GENEVA (12 December 2018) ‑ The Working Group on Arbitrary Detention warns Mexico against the planned extension of automatic pre-trial detention, urging Congress to avoid expanding legal grounds that have already allowed human rights violations.

Under the current law individuals can be imprisoned if only accused of committing a crime. In clear contravention of international human rights law, the accused “does not have the right to be presumed innocent, nor the possibility of challenging the pre-trial detention order before a judge”, the Working Group said.

“The proposed reform expands the list of crimes warranting automatic pre-trial detention under Article 19 of the Constitution and this will expose even more people to arbitrary detention,” the UN experts said. “For pre-trial detention to be exceptional, it should not be automatic.” Also, they indicated that “such exceptionality requires an individual analysis, on a case by case basis, to determine if it is necessary and proportional to resort to the deprivation of someone’s liberty.”

In January 2018, the Working Group adopted an opinion in which it invited the Government to repeal the constitutional and legal norms that order automatic preventive detention, given that they are contrary to the International Covenant on Civil and Political Rights.

The Working Group acknowledges the serious challenges facing Mexico in terms of security, crime and violence.
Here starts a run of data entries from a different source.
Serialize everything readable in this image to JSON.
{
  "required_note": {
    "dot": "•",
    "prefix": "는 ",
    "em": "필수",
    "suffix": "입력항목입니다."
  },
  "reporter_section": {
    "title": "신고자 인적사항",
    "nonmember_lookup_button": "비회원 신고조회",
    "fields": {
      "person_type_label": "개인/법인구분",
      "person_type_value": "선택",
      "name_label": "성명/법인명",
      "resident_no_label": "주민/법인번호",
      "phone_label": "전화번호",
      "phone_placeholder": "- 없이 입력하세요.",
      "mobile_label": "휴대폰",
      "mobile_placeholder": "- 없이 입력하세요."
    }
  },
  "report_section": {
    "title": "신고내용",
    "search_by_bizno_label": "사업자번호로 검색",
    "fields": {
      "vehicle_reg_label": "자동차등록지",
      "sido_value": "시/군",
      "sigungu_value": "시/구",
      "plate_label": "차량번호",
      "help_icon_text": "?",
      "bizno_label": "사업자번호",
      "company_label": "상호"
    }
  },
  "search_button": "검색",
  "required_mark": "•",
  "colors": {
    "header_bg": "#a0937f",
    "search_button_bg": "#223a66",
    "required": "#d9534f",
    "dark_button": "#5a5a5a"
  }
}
However, it calls on Congress to drop automatic pre-trial detention from the country’s constitutional and legal framework.


The Working Groups are part of what is known as the Special Procedures of the Human Rights Council. Special Procedures, the largest body of independent experts in the UN Human Rights system, is the general name of the Council’s independent fact-finding and monitoring mechanisms that address either specific country situations or thematic issues in all parts of the world. Special Procedures’ experts work on a voluntary basis; they are not UN staff and do not receive a salary for their work. They are independent from any government or organization and serve in their individual capacity.

UN Human Rights country page: Mexico 

For more information and media requests, please contact Lucie Viersma (+41 22 928 9380 / lviersma@ohchr.org) or write to wgad@ohchr.org

For media inquiries related to other UN independent experts please contact: Mr. Jeremy Laurence (+41 22 917 9383 / jlaurence@ohchr.org)

This year is the 70th anniversary of the Universal Declaration of Human Rights, adopted by the UN on 10 December 1948. The Universal Declaration – translated into a world record 500 languages – is rooted in the principle that “all human beings are born free and equal in dignity and rights.” It remains relevant to everyone, every day. In honour of the 70th anniversary of this extraordinarily influential document, and to prevent its vital principles from being eroded, we are urging people everywhere to Stand Up for Human Rightswww.standup4humanrights.org.